Much has been written about what this oil spill represents, what it should affect in terms of policy, it's a seminal moment to redefine national energy plans, etc. And that's all true, but it all starts with us; and no, I don't mean let's all don our cardigans and use that extra blanket in the bed at night, although those are lovely ideas. I mean right here at dkos and on what we choose to focus.
I vote we focus on solutions, because what else is ever going to change anything? The climate/energy bill is being worked through Congress now, RLMiller and others have been writing some really great breakdowns on the skinny there. There's been a phenomenal amount of action diaries on whales and other sea life that needs help. We've got alternative energy round-ups and the new eKos library. There is action we can take on regulating natural gas. And it's candidate season.
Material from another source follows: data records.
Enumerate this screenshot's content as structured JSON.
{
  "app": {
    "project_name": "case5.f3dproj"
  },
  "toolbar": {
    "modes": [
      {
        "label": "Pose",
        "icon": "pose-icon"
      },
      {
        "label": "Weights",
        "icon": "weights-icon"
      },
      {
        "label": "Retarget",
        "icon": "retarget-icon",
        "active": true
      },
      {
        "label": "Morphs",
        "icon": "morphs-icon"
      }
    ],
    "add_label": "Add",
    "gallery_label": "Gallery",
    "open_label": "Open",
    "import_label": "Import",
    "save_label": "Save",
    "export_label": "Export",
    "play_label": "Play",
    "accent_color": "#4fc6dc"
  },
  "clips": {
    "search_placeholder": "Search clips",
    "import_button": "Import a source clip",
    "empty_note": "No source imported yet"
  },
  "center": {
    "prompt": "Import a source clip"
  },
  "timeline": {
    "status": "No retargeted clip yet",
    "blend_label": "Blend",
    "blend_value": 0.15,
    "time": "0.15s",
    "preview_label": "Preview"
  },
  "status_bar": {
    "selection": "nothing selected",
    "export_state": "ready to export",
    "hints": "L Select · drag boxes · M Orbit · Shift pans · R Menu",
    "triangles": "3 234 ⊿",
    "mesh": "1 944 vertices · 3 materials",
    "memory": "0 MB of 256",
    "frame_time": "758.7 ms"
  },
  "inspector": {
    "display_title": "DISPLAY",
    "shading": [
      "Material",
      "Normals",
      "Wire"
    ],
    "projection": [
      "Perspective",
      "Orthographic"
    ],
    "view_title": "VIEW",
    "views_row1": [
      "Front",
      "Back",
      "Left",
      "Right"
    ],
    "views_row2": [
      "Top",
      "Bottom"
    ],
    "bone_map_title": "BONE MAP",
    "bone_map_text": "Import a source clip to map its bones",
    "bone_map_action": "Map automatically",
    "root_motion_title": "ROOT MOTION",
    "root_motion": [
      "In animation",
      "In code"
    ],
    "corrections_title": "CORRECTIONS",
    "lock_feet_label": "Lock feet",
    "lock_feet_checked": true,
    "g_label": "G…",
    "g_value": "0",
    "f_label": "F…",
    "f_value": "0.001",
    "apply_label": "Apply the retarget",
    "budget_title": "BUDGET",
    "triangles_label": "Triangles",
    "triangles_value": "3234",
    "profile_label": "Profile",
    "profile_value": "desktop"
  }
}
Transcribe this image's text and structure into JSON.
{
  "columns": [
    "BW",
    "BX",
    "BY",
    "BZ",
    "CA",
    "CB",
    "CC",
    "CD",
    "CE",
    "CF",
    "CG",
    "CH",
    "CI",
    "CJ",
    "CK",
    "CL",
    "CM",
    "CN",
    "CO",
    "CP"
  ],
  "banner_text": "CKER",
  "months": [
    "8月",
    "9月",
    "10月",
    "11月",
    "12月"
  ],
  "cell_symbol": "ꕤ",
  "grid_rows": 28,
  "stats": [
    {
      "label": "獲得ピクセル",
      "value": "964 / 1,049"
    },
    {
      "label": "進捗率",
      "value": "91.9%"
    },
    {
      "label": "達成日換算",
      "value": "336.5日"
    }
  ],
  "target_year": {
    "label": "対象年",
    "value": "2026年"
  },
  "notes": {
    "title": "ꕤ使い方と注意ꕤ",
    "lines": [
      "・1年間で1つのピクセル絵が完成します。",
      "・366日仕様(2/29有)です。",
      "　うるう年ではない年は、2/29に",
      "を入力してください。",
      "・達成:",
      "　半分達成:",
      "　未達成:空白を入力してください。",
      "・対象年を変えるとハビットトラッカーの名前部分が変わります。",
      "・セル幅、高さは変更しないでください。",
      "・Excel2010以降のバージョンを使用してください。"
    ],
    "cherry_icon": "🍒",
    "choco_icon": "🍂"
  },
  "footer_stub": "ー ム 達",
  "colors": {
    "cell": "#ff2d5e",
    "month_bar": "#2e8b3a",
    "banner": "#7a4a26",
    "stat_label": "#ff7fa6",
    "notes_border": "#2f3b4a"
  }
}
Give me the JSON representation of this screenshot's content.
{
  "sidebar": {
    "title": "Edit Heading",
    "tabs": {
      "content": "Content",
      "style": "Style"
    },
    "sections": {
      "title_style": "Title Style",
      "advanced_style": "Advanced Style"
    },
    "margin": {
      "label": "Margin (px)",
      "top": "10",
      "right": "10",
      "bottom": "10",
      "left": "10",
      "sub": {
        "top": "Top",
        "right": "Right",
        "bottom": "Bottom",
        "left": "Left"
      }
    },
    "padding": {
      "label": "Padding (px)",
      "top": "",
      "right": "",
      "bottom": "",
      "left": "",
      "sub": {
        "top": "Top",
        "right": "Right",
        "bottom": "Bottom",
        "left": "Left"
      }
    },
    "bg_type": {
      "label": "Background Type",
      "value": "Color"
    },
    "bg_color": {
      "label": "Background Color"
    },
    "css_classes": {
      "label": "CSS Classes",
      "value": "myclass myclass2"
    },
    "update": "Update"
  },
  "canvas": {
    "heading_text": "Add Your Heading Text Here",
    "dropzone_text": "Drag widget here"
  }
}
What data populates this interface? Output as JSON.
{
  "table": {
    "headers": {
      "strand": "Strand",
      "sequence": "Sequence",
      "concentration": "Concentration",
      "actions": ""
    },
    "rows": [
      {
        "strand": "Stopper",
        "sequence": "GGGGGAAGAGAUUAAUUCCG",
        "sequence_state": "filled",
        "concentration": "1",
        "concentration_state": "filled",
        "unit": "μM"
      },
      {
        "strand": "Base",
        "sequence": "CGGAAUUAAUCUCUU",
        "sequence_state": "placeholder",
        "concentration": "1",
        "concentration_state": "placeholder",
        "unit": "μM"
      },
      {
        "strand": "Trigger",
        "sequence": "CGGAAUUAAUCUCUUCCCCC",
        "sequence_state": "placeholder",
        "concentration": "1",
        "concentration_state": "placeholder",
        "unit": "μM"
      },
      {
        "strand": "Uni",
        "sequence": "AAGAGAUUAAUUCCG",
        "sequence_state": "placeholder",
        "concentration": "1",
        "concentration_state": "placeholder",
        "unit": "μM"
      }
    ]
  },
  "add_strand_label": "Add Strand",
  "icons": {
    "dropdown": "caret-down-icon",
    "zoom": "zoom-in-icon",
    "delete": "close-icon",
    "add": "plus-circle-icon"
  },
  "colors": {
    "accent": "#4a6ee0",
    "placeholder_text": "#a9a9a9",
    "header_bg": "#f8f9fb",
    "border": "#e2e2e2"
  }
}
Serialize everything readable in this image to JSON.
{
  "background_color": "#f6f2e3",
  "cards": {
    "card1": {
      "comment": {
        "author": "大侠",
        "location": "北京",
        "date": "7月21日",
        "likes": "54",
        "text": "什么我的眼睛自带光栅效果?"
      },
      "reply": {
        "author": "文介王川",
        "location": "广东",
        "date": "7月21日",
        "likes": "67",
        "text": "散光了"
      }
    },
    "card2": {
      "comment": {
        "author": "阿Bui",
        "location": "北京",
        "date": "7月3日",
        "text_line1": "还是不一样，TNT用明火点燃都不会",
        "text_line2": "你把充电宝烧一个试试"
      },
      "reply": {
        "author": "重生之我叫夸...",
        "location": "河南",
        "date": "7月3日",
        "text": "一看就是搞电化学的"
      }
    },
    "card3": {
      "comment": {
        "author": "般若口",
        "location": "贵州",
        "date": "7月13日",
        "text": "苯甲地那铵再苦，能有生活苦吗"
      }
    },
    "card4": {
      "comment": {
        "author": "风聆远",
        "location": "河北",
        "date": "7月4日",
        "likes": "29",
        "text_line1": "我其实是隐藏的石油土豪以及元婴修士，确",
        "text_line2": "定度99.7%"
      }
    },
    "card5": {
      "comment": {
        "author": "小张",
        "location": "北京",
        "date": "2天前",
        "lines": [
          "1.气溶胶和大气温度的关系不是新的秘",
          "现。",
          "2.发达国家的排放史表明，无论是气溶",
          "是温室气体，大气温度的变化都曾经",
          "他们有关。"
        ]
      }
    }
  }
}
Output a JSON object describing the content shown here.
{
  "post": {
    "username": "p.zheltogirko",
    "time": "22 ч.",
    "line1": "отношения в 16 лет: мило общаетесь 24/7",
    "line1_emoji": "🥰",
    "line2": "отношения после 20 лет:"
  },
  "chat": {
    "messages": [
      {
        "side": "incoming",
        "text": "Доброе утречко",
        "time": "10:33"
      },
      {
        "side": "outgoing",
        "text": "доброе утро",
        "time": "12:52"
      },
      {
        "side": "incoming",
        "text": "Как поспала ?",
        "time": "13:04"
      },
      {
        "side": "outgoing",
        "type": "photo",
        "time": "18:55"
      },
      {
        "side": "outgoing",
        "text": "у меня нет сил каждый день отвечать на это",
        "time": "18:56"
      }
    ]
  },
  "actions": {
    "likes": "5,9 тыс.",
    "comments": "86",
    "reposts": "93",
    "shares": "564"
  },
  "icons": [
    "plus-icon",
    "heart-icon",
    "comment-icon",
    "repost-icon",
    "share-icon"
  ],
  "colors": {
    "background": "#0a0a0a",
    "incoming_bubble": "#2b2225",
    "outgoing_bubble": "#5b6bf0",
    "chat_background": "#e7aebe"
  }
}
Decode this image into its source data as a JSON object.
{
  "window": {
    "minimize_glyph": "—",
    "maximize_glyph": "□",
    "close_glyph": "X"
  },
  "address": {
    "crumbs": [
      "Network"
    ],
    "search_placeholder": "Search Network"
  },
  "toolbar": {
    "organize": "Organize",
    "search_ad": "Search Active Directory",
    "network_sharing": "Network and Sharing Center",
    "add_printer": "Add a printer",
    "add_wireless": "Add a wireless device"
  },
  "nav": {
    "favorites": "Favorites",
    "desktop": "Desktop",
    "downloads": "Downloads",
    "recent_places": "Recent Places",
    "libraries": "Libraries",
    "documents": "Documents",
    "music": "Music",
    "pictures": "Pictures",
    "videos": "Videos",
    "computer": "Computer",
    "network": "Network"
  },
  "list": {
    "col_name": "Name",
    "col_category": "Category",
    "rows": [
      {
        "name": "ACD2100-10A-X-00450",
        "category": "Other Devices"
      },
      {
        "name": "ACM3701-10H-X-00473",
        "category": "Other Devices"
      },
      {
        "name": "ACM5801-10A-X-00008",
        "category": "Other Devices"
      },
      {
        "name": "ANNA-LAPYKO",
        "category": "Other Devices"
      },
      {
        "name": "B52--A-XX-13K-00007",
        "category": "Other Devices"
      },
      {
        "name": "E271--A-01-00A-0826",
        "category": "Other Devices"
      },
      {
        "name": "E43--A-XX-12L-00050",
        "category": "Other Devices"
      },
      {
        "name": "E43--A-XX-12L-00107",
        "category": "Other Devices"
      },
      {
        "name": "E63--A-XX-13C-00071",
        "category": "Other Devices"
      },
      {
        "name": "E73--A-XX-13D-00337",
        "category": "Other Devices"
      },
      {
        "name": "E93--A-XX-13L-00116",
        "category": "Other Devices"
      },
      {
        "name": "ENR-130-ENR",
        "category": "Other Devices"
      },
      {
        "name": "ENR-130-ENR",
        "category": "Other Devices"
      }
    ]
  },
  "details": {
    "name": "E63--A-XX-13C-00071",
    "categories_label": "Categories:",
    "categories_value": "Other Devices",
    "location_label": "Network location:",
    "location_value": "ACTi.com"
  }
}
So, what say, kossacks? Care to join me in an effort to start the mad reccing of action, eco and/or candidate diaries? Say, from now until November and/or we're energy sane? Yeah, daily kos is "just a website," but it really can do a lot when we set our minds to it and part of that is what we rec. Reporting on stuff is great, but not using this site to its utmost utility is kind of like driving the Lamborghini to the corner store. To me, getting the most out of this site -- and crisis -- entails driving the narrative towards getting us out of this oilbroglio. Don't get me wrong; accountability is a wonderful thing, but it's not a solution and it's not forward-looking. Change isn't what happens while you're busy making other plans; that's life. Affecting political change is a constant effort, but what choice do we have?